◆ About this exercise ◆
Give back the records in full, with every line exactly as it was.

Records from a data collection:
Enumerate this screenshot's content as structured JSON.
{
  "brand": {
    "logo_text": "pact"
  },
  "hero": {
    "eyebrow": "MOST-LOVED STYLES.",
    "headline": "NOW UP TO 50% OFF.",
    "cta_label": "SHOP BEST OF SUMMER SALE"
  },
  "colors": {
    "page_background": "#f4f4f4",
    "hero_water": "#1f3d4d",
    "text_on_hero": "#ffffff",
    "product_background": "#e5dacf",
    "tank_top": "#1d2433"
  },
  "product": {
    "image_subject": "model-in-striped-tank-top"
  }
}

◆ Answer box ◆
Enumerate this screenshot's content as structured JSON.
{
  "brand": {
    "logo_text": "pact"
  },
  "hero": {
    "eyebrow": "MOST-LOVED STYLES.",
    "headline": "NOW UP TO 50% OFF.",
    "cta_label": "SHOP BEST OF SUMMER SALE"
  },
  "colors": {
    "page_background": "#f4f4f4",
    "hero_water": "#1f3d4d",
    "text_on_hero": "#ffffff",
    "product_background": "#e5dacf",
    "tank_top": "#1d2433"
  },
  "product": {
    "image_subject": "model-in-striped-tank-top"
  }
}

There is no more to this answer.